[Extracted records]

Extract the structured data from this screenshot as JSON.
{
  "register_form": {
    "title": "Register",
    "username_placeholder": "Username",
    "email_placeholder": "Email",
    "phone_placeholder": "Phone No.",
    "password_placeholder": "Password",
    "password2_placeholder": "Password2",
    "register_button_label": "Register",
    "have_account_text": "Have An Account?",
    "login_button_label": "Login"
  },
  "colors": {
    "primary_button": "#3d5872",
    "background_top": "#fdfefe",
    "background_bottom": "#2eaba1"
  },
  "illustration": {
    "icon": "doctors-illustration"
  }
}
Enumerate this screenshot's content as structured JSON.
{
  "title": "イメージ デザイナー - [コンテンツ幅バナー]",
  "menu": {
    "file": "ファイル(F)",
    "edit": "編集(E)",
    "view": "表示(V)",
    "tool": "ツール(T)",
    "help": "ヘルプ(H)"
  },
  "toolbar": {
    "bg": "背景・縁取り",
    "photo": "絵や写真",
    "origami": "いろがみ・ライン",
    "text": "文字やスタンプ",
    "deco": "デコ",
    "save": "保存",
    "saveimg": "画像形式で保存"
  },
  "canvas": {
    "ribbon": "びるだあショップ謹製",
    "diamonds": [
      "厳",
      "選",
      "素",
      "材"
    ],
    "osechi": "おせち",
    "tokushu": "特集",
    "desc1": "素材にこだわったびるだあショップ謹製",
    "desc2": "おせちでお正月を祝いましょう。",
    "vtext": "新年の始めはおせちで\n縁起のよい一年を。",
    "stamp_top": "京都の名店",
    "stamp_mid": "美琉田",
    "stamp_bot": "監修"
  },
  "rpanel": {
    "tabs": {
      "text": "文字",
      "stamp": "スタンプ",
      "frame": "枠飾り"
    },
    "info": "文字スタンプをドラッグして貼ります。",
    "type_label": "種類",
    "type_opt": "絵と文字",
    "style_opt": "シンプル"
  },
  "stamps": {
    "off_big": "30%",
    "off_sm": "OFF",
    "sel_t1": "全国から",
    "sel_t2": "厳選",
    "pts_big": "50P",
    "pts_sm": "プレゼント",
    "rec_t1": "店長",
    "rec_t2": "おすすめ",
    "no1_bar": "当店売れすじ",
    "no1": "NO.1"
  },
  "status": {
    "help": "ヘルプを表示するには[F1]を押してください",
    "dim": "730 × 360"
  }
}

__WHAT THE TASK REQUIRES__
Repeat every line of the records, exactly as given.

__RESULT OF THE TASK__
Extract the structured data from this screenshot as JSON.
{
  "register_form": {
    "title": "Register",
    "username_placeholder": "Username",
    "email_placeholder": "Email",
    "phone_placeholder": "Phone No.",
    "password_placeholder": "Password",
    "password2_placeholder": "Password2",
    "register_button_label": "Register",
    "have_account_text": "Have An Account?",
    "login_button_label": "Login"
  },
  "colors": {
    "primary_button": "#3d5872",
    "background_top": "#fdfefe",
    "background_bottom": "#2eaba1"
  },
  "illustration": {
    "icon": "doctors-illustration"
  }
}
Enumerate this screenshot's content as structured JSON.
{
  "title": "イメージ デザイナー - [コンテンツ幅バナー]",
  "menu": {
    "file": "ファイル(F)",
    "edit": "編集(E)",
    "view": "表示(V)",
    "tool": "ツール(T)",
    "help": "ヘルプ(H)"
  },
  "toolbar": {
    "bg": "背景・縁取り",
    "photo": "絵や写真",
    "origami": "いろがみ・ライン",
    "text": "文字やスタンプ",
    "deco": "デコ",
    "save": "保存",
    "saveimg": "画像形式で保存"
  },
  "canvas": {
    "ribbon": "びるだあショップ謹製",
    "diamonds": [
      "厳",
      "選",
      "素",
      "材"
    ],
    "osechi": "おせち",
    "tokushu": "特集",
    "desc1": "素材にこだわったびるだあショップ謹製",
    "desc2": "おせちでお正月を祝いましょう。",
    "vtext": "新年の始めはおせちで\n縁起のよい一年を。",
    "stamp_top": "京都の名店",
    "stamp_mid": "美琉田",
    "stamp_bot": "監修"
  },
  "rpanel": {
    "tabs": {
      "text": "文字",
      "stamp": "スタンプ",
      "frame": "枠飾り"
    },
    "info": "文字スタンプをドラッグして貼ります。",
    "type_label": "種類",
    "type_opt": "絵と文字",
    "style_opt": "シンプル"
  },
  "stamps": {
    "off_big": "30%",
    "off_sm": "OFF",
    "sel_t1": "全国から",
    "sel_t2": "厳選",
    "pts_big": "50P",
    "pts_sm": "プレゼント",
    "rec_t1": "店長",
    "rec_t2": "おすすめ",
    "no1_bar": "当店売れすじ",
    "no1": "NO.1"
  },
  "status": {
    "help": "ヘルプを表示するには[F1]を押してください",
    "dim": "730 × 360"
  }
}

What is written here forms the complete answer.